Analysts said they were encouraged that
Lloyds Banking Group – partly nationalised by the UK government during the financial crisis – had returned to profit in the first three months of this year, but warned of continuing political risks to the UK-listed lender.
Standard & Poor’s Equity Research unit said that it had raised its earnings per share forecast on Lloyds for the 2010-2012 period, and raised its price target on the firm’s shares to 73 pence from 56p, retaining a “hold” recommendation on the stock.
“We believe the release confirms the bank being on its way to a strong recovery in profitability, and the likelihood that it will reach, on our estimates, a return on tangible equity of 13 per cent in 2012, driven by further declines in loan loss provisions and the delivery of cost efficiencies arising from past acquisitions,” S&P said.
Meanwhile, Morgan Stanley was also cheered by the Lloyds interim statement but added it thought the bank’s share prices were “fully valued” around current levels.
S&P warned that among some of the downside risks to Lloyds was the difficulty in the bank making efficiency gains in a politicised environment. (It was alluding to the fact that job cuts and asset disposals might be hard to push through if the lender remains partly in state hands).
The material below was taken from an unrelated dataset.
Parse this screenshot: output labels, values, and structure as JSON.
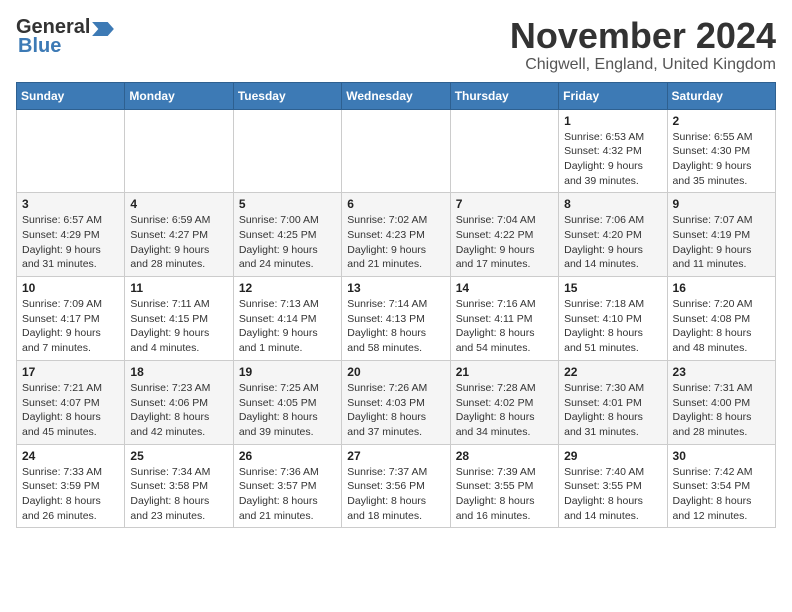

Morgan Stanley said that Lloyds’ shares were up just under 50 per cent from their lows in February and was above its price target. As previously stated, Morgan Stanley said it prefers Royal Bank of Scotland to Lloyds at these valuation levels.